[[ Data excerpts open ]]

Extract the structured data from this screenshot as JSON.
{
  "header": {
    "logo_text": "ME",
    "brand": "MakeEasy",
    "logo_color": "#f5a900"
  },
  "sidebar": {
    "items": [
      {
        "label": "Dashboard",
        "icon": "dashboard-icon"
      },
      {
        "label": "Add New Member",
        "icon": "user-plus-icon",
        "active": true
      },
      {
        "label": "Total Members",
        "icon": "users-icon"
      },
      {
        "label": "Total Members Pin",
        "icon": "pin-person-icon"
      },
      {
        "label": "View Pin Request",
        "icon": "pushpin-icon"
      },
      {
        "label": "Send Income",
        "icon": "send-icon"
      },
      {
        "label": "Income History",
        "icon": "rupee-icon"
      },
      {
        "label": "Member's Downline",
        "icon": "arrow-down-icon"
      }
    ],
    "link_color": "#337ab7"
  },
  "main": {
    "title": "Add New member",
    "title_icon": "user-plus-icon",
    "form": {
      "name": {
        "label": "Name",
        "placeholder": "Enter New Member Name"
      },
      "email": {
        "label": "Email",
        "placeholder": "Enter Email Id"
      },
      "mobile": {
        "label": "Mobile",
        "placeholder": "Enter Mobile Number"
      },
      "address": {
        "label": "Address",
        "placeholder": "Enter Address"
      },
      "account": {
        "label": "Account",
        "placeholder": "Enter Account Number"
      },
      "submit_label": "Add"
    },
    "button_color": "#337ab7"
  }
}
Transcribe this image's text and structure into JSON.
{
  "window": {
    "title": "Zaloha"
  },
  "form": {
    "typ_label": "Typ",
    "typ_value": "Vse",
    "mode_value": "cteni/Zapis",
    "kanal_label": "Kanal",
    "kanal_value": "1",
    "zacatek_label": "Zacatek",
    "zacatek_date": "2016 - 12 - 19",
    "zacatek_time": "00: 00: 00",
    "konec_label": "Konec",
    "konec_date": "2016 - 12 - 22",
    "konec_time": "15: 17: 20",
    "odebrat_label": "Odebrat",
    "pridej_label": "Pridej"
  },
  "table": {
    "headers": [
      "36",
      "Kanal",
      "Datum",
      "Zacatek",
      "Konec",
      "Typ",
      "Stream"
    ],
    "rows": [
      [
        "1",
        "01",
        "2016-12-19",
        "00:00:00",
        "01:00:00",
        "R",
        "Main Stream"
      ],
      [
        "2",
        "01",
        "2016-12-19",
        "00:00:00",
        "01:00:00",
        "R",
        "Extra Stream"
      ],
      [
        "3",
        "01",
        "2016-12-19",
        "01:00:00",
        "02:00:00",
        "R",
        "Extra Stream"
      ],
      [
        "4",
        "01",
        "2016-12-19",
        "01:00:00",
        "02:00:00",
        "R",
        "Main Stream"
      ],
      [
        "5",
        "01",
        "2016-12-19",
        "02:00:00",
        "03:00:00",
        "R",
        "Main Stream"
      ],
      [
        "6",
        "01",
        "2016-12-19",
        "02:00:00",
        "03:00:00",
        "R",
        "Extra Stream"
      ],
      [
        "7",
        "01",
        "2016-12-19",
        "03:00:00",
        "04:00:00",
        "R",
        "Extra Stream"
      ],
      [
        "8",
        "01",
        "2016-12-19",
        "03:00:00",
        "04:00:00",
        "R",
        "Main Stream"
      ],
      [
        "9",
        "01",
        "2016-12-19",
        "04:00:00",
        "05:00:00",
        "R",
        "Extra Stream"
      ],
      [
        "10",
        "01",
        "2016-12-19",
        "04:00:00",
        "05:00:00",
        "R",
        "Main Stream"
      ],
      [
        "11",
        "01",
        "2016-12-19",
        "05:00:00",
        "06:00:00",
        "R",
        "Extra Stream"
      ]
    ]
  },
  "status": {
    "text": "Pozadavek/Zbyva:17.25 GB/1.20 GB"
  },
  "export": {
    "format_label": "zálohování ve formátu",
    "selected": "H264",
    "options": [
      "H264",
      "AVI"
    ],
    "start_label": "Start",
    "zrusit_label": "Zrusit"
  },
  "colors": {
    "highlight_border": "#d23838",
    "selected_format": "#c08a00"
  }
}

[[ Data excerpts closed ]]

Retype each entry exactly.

> [Reply]
Extract the structured data from this screenshot as JSON.
{
  "header": {
    "logo_text": "ME",
    "brand": "MakeEasy",
    "logo_color": "#f5a900"
  },
  "sidebar": {
    "items": [
      {
        "label": "Dashboard",
        "icon": "dashboard-icon"
      },
      {
        "label": "Add New Member",
        "icon": "user-plus-icon",
        "active": true
      },
      {
        "label": "Total Members",
        "icon": "users-icon"
      },
      {
        "label": "Total Members Pin",
        "icon": "pin-person-icon"
      },
      {
        "label": "View Pin Request",
        "icon": "pushpin-icon"
      },
      {
        "label": "Send Income",
        "icon": "send-icon"
      },
      {
        "label": "Income History",
        "icon": "rupee-icon"
      },
      {
        "label": "Member's Downline",
        "icon": "arrow-down-icon"
      }
    ],
    "link_color": "#337ab7"
  },
  "main": {
    "title": "Add New member",
    "title_icon": "user-plus-icon",
    "form": {
      "name": {
        "label": "Name",
        "placeholder": "Enter New Member Name"
      },
      "email": {
        "label": "Email",
        "placeholder": "Enter Email Id"
      },
      "mobile": {
        "label": "Mobile",
        "placeholder": "Enter Mobile Number"
      },
      "address": {
        "label": "Address",
        "placeholder": "Enter Address"
      },
      "account": {
        "label": "Account",
        "placeholder": "Enter Account Number"
      },
      "submit_label": "Add"
    },
    "button_color": "#337ab7"
  }
}
Transcribe this image's text and structure into JSON.
{
  "window": {
    "title": "Zaloha"
  },
  "form": {
    "typ_label": "Typ",
    "typ_value": "Vse",
    "mode_value": "cteni/Zapis",
    "kanal_label": "Kanal",
    "kanal_value": "1",
    "zacatek_label": "Zacatek",
    "zacatek_date": "2016 - 12 - 19",
    "zacatek_time": "00: 00: 00",
    "konec_label": "Konec",
    "konec_date": "2016 - 12 - 22",
    "konec_time": "15: 17: 20",
    "odebrat_label": "Odebrat",
    "pridej_label": "Pridej"
  },
  "table": {
    "headers": [
      "36",
      "Kanal",
      "Datum",
      "Zacatek",
      "Konec",
      "Typ",
      "Stream"
    ],
    "rows": [
      [
        "1",
        "01",
        "2016-12-19",
        "00:00:00",
        "01:00:00",
        "R",
        "Main Stream"
      ],
      [
        "2",
        "01",
        "2016-12-19",
        "00:00:00",
        "01:00:00",
        "R",
        "Extra Stream"
      ],
      [
        "3",
        "01",
        "2016-12-19",
        "01:00:00",
        "02:00:00",
        "R",
        "Extra Stream"
      ],
      [
        "4",
        "01",
        "2016-12-19",
        "01:00:00",
        "02:00:00",
        "R",
        "Main Stream"
      ],
      [
        "5",
        "01",
        "2016-12-19",
        "02:00:00",
        "03:00:00",
        "R",
        "Main Stream"
      ],
      [
        "6",
        "01",
        "2016-12-19",
        "02:00:00",
        "03:00:00",
        "R",
        "Extra Stream"
      ],
      [
        "7",
        "01",
        "2016-12-19",
        "03:00:00",
        "04:00:00",
        "R",
        "Extra Stream"
      ],
      [
        "8",
        "01",
        "2016-12-19",
        "03:00:00",
        "04:00:00",
        "R",
        "Main Stream"
      ],
      [
        "9",
        "01",
        "2016-12-19",
        "04:00:00",
        "05:00:00",
        "R",
        "Extra Stream"
      ],
      [
        "10",
        "01",
        "2016-12-19",
        "04:00:00",
        "05:00:00",
        "R",
        "Main Stream"
      ],
      [
        "11",
        "01",
        "2016-12-19",
        "05:00:00",
        "06:00:00",
        "R",
        "Extra Stream"
      ]
    ]
  },
  "status": {
    "text": "Pozadavek/Zbyva:17.25 GB/1.20 GB"
  },
  "export": {
    "format_label": "zálohování ve formátu",
    "selected": "H264",
    "options": [
      "H264",
      "AVI"
    ],
    "start_label": "Start",
    "zrusit_label": "Zrusit"
  },
  "colors": {
    "highlight_border": "#d23838",
    "selected_format": "#c08a00"
  }
}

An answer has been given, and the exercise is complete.